[ACTIVITY]
If an entry below contains an image, drop the image and retype the rest exactly.

*** Opening of DATASET ENTRIES ***

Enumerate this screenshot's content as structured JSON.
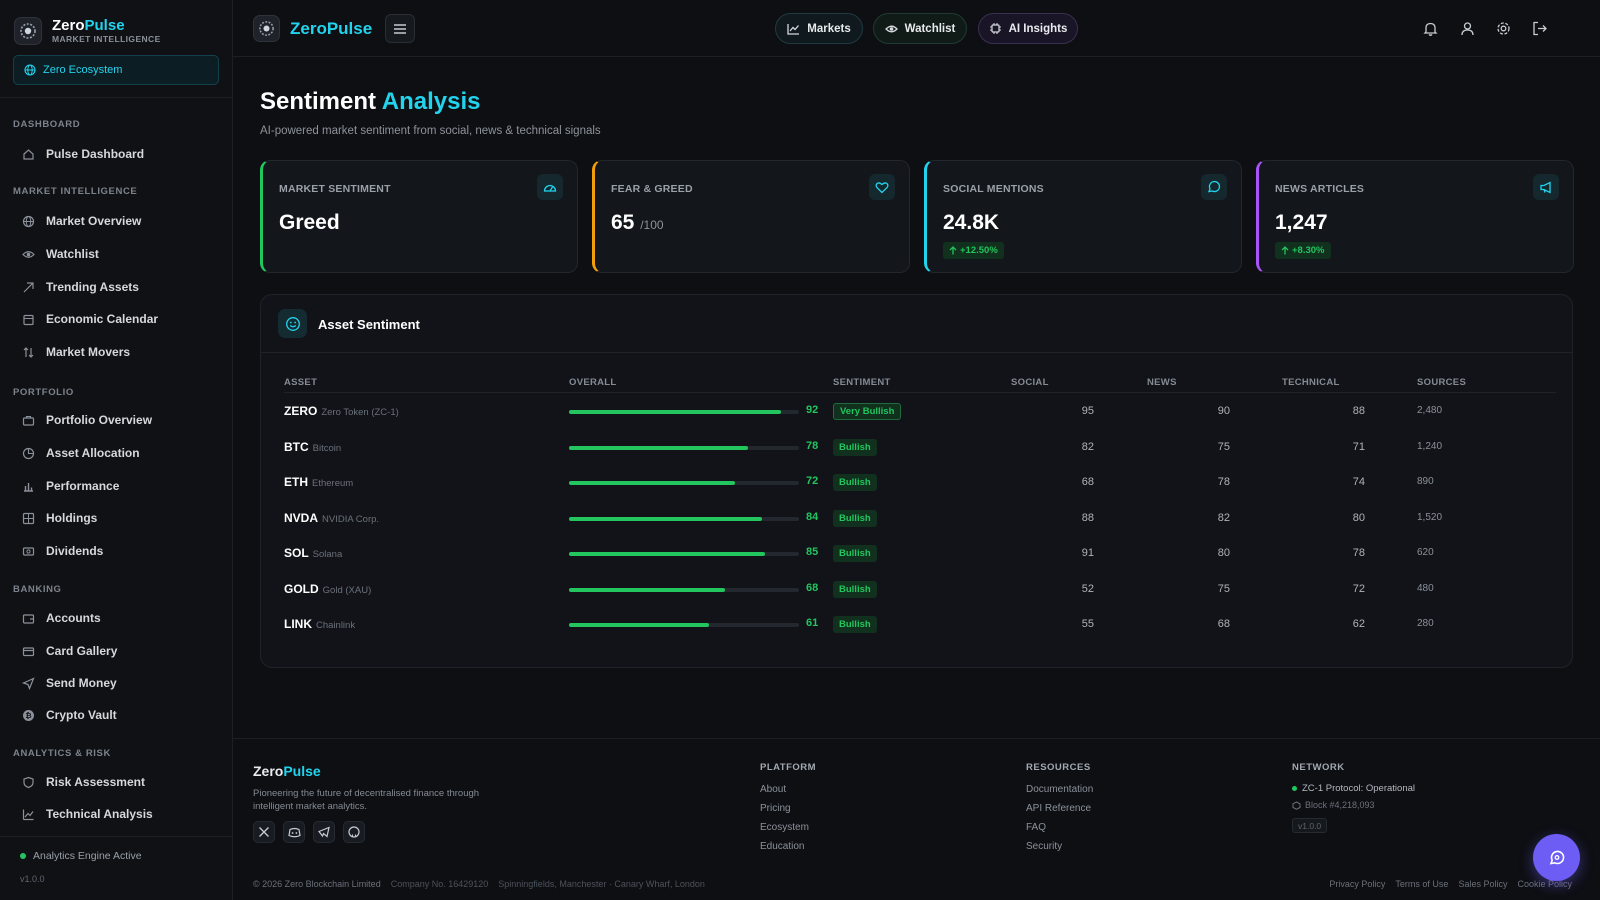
{
  "sidebar": {
    "brand_name_1": "Zero",
    "brand_name_2": "Pulse",
    "brand_sub": "MARKET INTELLIGENCE",
    "eco_label": "Zero Ecosystem",
    "sections": {
      "dashboard": "DASHBOARD",
      "market": "MARKET INTELLIGENCE",
      "portfolio": "PORTFOLIO",
      "banking": "BANKING",
      "analytics": "ANALYTICS & RISK"
    },
    "items": {
      "pulse_dashboard": "Pulse Dashboard",
      "market_overview": "Market Overview",
      "watchlist": "Watchlist",
      "trending_assets": "Trending Assets",
      "economic_calendar": "Economic Calendar",
      "market_movers": "Market Movers",
      "portfolio_overview": "Portfolio Overview",
      "asset_allocation": "Asset Allocation",
      "performance": "Performance",
      "holdings": "Holdings",
      "dividends": "Dividends",
      "accounts": "Accounts",
      "card_gallery": "Card Gallery",
      "send_money": "Send Money",
      "crypto_vault": "Crypto Vault",
      "risk_assessment": "Risk Assessment",
      "technical_analysis": "Technical Analysis"
    },
    "engine_status": "Analytics Engine Active",
    "version": "v1.0.0"
  },
  "topbar": {
    "brand": "ZeroPulse",
    "nav": {
      "markets": "Markets",
      "watchlist": "Watchlist",
      "ai_insights": "AI Insights"
    }
  },
  "page": {
    "title_1": "Sentiment",
    "title_2": "Analysis",
    "subtitle": "AI-powered market sentiment from social, news & technical signals"
  },
  "cards": {
    "market_sentiment": {
      "label": "MARKET SENTIMENT",
      "value": "Greed",
      "accent": "#22c55e"
    },
    "fear_greed": {
      "label": "FEAR & GREED",
      "value": "65",
      "unit": "/100",
      "accent": "#f59e0b"
    },
    "social_mentions": {
      "label": "SOCIAL MENTIONS",
      "value": "24.8K",
      "change": "+12.50%",
      "accent": "#22d3ee"
    },
    "news_articles": {
      "label": "NEWS ARTICLES",
      "value": "1,247",
      "change": "+8.30%",
      "accent": "#a855f7"
    }
  },
  "asset_panel": {
    "title": "Asset Sentiment",
    "columns": {
      "asset": "ASSET",
      "overall": "OVERALL",
      "sentiment": "SENTIMENT",
      "social": "SOCIAL",
      "news": "NEWS",
      "technical": "TECHNICAL",
      "sources": "SOURCES"
    },
    "rows": [
      {
        "symbol": "ZERO",
        "name": "Zero Token (ZC-1)",
        "overall": "92",
        "sentiment": "Very Bullish",
        "social": "95",
        "news": "90",
        "technical": "88",
        "sources": "2,480"
      },
      {
        "symbol": "BTC",
        "name": "Bitcoin",
        "overall": "78",
        "sentiment": "Bullish",
        "social": "82",
        "news": "75",
        "technical": "71",
        "sources": "1,240"
      },
      {
        "symbol": "ETH",
        "name": "Ethereum",
        "overall": "72",
        "sentiment": "Bullish",
        "social": "68",
        "news": "78",
        "technical": "74",
        "sources": "890"
      },
      {
        "symbol": "NVDA",
        "name": "NVIDIA Corp.",
        "overall": "84",
        "sentiment": "Bullish",
        "social": "88",
        "news": "82",
        "technical": "80",
        "sources": "1,520"
      },
      {
        "symbol": "SOL",
        "name": "Solana",
        "overall": "85",
        "sentiment": "Bullish",
        "social": "91",
        "news": "80",
        "technical": "78",
        "sources": "620"
      },
      {
        "symbol": "GOLD",
        "name": "Gold (XAU)",
        "overall": "68",
        "sentiment": "Bullish",
        "social": "52",
        "news": "75",
        "technical": "72",
        "sources": "480"
      },
      {
        "symbol": "LINK",
        "name": "Chainlink",
        "overall": "61",
        "sentiment": "Bullish",
        "social": "55",
        "news": "68",
        "technical": "62",
        "sources": "280"
      }
    ]
  },
  "footer": {
    "brand_1": "Zero",
    "brand_2": "Pulse",
    "description": "Pioneering the future of decentralised finance through intelligent market analytics.",
    "platform": {
      "title": "PLATFORM",
      "links": [
        "About",
        "Pricing",
        "Ecosystem",
        "Education"
      ]
    },
    "resources": {
      "title": "RESOURCES",
      "links": [
        "Documentation",
        "API Reference",
        "FAQ",
        "Security"
      ]
    },
    "network": {
      "title": "NETWORK",
      "status": "ZC-1 Protocol: Operational",
      "block": "Block #4,218,093",
      "version": "v1.0.0"
    },
    "copyright": "© 2026 Zero Blockchain Limited",
    "company": "Company No. 16429120",
    "address": "Spinningfields, Manchester · Canary Wharf, London",
    "legal": [
      "Privacy Policy",
      "Terms of Use",
      "Sales Policy",
      "Cookie Policy"
    ]
  },
  "colors": {
    "accent": "#22d3ee",
    "positive": "#22c55e",
    "fab": "#6d5df5"
  }
}
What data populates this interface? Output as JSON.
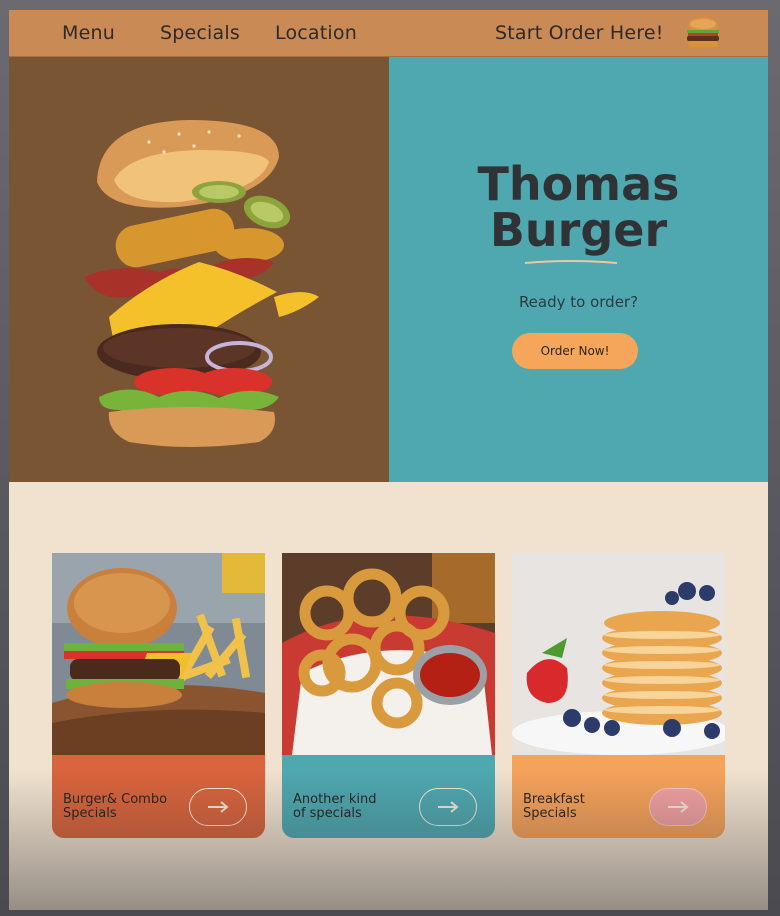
{
  "nav": {
    "menu": "Menu",
    "specials": "Specials",
    "location": "Location",
    "start_order": "Start Order Here!",
    "icon": "burger-icon"
  },
  "hero": {
    "title_line1": "Thomas",
    "title_line2": "Burger",
    "subtitle": "Ready to order?",
    "button": "Order Now!",
    "image": "floating-burger-image"
  },
  "cards": [
    {
      "label_line1": "Burger& Combo",
      "label_line2": "Specials",
      "image": "burger-fries-photo",
      "icon": "arrow-right-icon"
    },
    {
      "label_line1": "Another kind",
      "label_line2": "of specials",
      "image": "onion-rings-photo",
      "icon": "arrow-right-icon"
    },
    {
      "label_line1": "Breakfast",
      "label_line2": "Specials",
      "image": "pancakes-photo",
      "icon": "arrow-right-icon"
    }
  ],
  "colors": {
    "nav": "#c98a56",
    "hero_left": "#7a5533",
    "hero_right": "#4fa8b0",
    "accent_orange": "#f6a65a",
    "card_red": "#d9643d",
    "card_teal": "#4fa8b0",
    "card_orange": "#f5a25a",
    "page_bg": "#f1e2cf"
  }
}
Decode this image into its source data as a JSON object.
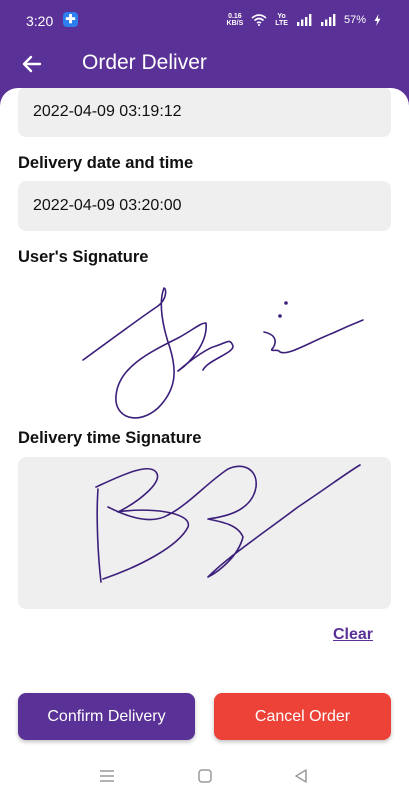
{
  "status_bar": {
    "time": "3:20",
    "net_speed_value": "0.16",
    "net_speed_unit": "KB/S",
    "volte_top": "Yo",
    "volte_bottom": "LTE",
    "battery_percent": "57%"
  },
  "app_bar": {
    "title": "Order Deliver",
    "back_icon": "arrow-left-icon"
  },
  "form": {
    "first_datetime_value": "2022-04-09 03:19:12",
    "delivery_label": "Delivery date and time",
    "delivery_datetime_value": "2022-04-09 03:20:00",
    "user_signature_label": "User's Signature",
    "delivery_signature_label": "Delivery time Signature",
    "clear_label": "Clear"
  },
  "actions": {
    "confirm_label": "Confirm Delivery",
    "cancel_label": "Cancel Order"
  },
  "colors": {
    "primary": "#5a3196",
    "danger": "#ec4237",
    "field_bg": "#efefef",
    "ink": "#3b1f7a"
  }
}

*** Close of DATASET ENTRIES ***

[RESPONSE AREA]
Enumerate this screenshot's content as structured JSON.
{
  "sidebar": {
    "brand_name_1": "Zero",
    "brand_name_2": "Pulse",
    "brand_sub": "MARKET INTELLIGENCE",
    "eco_label": "Zero Ecosystem",
    "sections": {
      "dashboard": "DASHBOARD",
      "market": "MARKET INTELLIGENCE",
      "portfolio": "PORTFOLIO",
      "banking": "BANKING",
      "analytics": "ANALYTICS & RISK"
    },
    "items": {
      "pulse_dashboard": "Pulse Dashboard",
      "market_overview": "Market Overview",
      "watchlist": "Watchlist",
      "trending_assets": "Trending Assets",
      "economic_calendar": "Economic Calendar",
      "market_movers": "Market Movers",
      "portfolio_overview": "Portfolio Overview",
      "asset_allocation": "Asset Allocation",
      "performance": "Performance",
      "holdings": "Holdings",
      "dividends": "Dividends",
      "accounts": "Accounts",
      "card_gallery": "Card Gallery",
      "send_money": "Send Money",
      "crypto_vault": "Crypto Vault",
      "risk_assessment": "Risk Assessment",
      "technical_analysis": "Technical Analysis"
    },
    "engine_status": "Analytics Engine Active",
    "version": "v1.0.0"
  },
  "topbar": {
    "brand": "ZeroPulse",
    "nav": {
      "markets": "Markets",
      "watchlist": "Watchlist",
      "ai_insights": "AI Insights"
    }
  },
  "page": {
    "title_1": "Sentiment",
    "title_2": "Analysis",
    "subtitle": "AI-powered market sentiment from social, news & technical signals"
  },
  "cards": {
    "market_sentiment": {
      "label": "MARKET SENTIMENT",
      "value": "Greed",
      "accent": "#22c55e"
    },
    "fear_greed": {
      "label": "FEAR & GREED",
      "value": "65",
      "unit": "/100",
      "accent": "#f59e0b"
    },
    "social_mentions": {
      "label": "SOCIAL MENTIONS",
      "value": "24.8K",
      "change": "+12.50%",
      "accent": "#22d3ee"
    },
    "news_articles": {
      "label": "NEWS ARTICLES",
      "value": "1,247",
      "change": "+8.30%",
      "accent": "#a855f7"
    }
  },
  "asset_panel": {
    "title": "Asset Sentiment",
    "columns": {
      "asset": "ASSET",
      "overall": "OVERALL",
      "sentiment": "SENTIMENT",
      "social": "SOCIAL",
      "news": "NEWS",
      "technical": "TECHNICAL",
      "sources": "SOURCES"
    },
    "rows": [
      {
        "symbol": "ZERO",
        "name": "Zero Token (ZC-1)",
        "overall": "92",
        "sentiment": "Very Bullish",
        "social": "95",
        "news": "90",
        "technical": "88",
        "sources": "2,480"
      },
      {
        "symbol": "BTC",
        "name": "Bitcoin",
        "overall": "78",
        "sentiment": "Bullish",
        "social": "82",
        "news": "75",
        "technical": "71",
        "sources": "1,240"
      },
      {
        "symbol": "ETH",
        "name": "Ethereum",
        "overall": "72",
        "sentiment": "Bullish",
        "social": "68",
        "news": "78",
        "technical": "74",
        "sources": "890"
      },
      {
        "symbol": "NVDA",
        "name": "NVIDIA Corp.",
        "overall": "84",
        "sentiment": "Bullish",
        "social": "88",
        "news": "82",
        "technical": "80",
        "sources": "1,520"
      },
      {
        "symbol": "SOL",
        "name": "Solana",
        "overall": "85",
        "sentiment": "Bullish",
        "social": "91",
        "news": "80",
        "technical": "78",
        "sources": "620"
      },
      {
        "symbol": "GOLD",
        "name": "Gold (XAU)",
        "overall": "68",
        "sentiment": "Bullish",
        "social": "52",
        "news": "75",
        "technical": "72",
        "sources": "480"
      },
      {
        "symbol": "LINK",
        "name": "Chainlink",
        "overall": "61",
        "sentiment": "Bullish",
        "social": "55",
        "news": "68",
        "technical": "62",
        "sources": "280"
      }
    ]
  },
  "footer": {
    "brand_1": "Zero",
    "brand_2": "Pulse",
    "description": "Pioneering the future of decentralised finance through intelligent market analytics.",
    "platform": {
      "title": "PLATFORM",
      "links": [
        "About",
        "Pricing",
        "Ecosystem",
        "Education"
      ]
    },
    "resources": {
      "title": "RESOURCES",
      "links": [
        "Documentation",
        "API Reference",
        "FAQ",
        "Security"
      ]
    },
    "network": {
      "title": "NETWORK",
      "status": "ZC-1 Protocol: Operational",
      "block": "Block #4,218,093",
      "version": "v1.0.0"
    },
    "copyright": "© 2026 Zero Blockchain Limited",
    "company": "Company No. 16429120",
    "address": "Spinningfields, Manchester · Canary Wharf, London",
    "legal": [
      "Privacy Policy",
      "Terms of Use",
      "Sales Policy",
      "Cookie Policy"
    ]
  },
  "colors": {
    "accent": "#22d3ee",
    "positive": "#22c55e",
    "fab": "#6d5df5"
  }
}
What data populates this interface? Output as JSON.
{
  "nav": {
    "menu": "Menu",
    "specials": "Specials",
    "location": "Location",
    "start_order": "Start Order Here!",
    "icon": "burger-icon"
  },
  "hero": {
    "title_line1": "Thomas",
    "title_line2": "Burger",
    "subtitle": "Ready to order?",
    "button": "Order Now!",
    "image": "floating-burger-image"
  },
  "cards": [
    {
      "label_line1": "Burger& Combo",
      "label_line2": "Specials",
      "image": "burger-fries-photo",
      "icon": "arrow-right-icon"
    },
    {
      "label_line1": "Another kind",
      "label_line2": "of specials",
      "image": "onion-rings-photo",
      "icon": "arrow-right-icon"
    },
    {
      "label_line1": "Breakfast",
      "label_line2": "Specials",
      "image": "pancakes-photo",
      "icon": "arrow-right-icon"
    }
  ],
  "colors": {
    "nav": "#c98a56",
    "hero_left": "#7a5533",
    "hero_right": "#4fa8b0",
    "accent_orange": "#f6a65a",
    "card_red": "#d9643d",
    "card_teal": "#4fa8b0",
    "card_orange": "#f5a25a",
    "page_bg": "#f1e2cf"
  }
}
Decode this image into its source data as a JSON object.
{
  "status_bar": {
    "time": "3:20",
    "net_speed_value": "0.16",
    "net_speed_unit": "KB/S",
    "volte_top": "Yo",
    "volte_bottom": "LTE",
    "battery_percent": "57%"
  },
  "app_bar": {
    "title": "Order Deliver",
    "back_icon": "arrow-left-icon"
  },
  "form": {
    "first_datetime_value": "2022-04-09 03:19:12",
    "delivery_label": "Delivery date and time",
    "delivery_datetime_value": "2022-04-09 03:20:00",
    "user_signature_label": "User's Signature",
    "delivery_signature_label": "Delivery time Signature",
    "clear_label": "Clear"
  },
  "actions": {
    "confirm_label": "Confirm Delivery",
    "cancel_label": "Cancel Order"
  },
  "colors": {
    "primary": "#5a3196",
    "danger": "#ec4237",
    "field_bg": "#efefef",
    "ink": "#3b1f7a"
  }
}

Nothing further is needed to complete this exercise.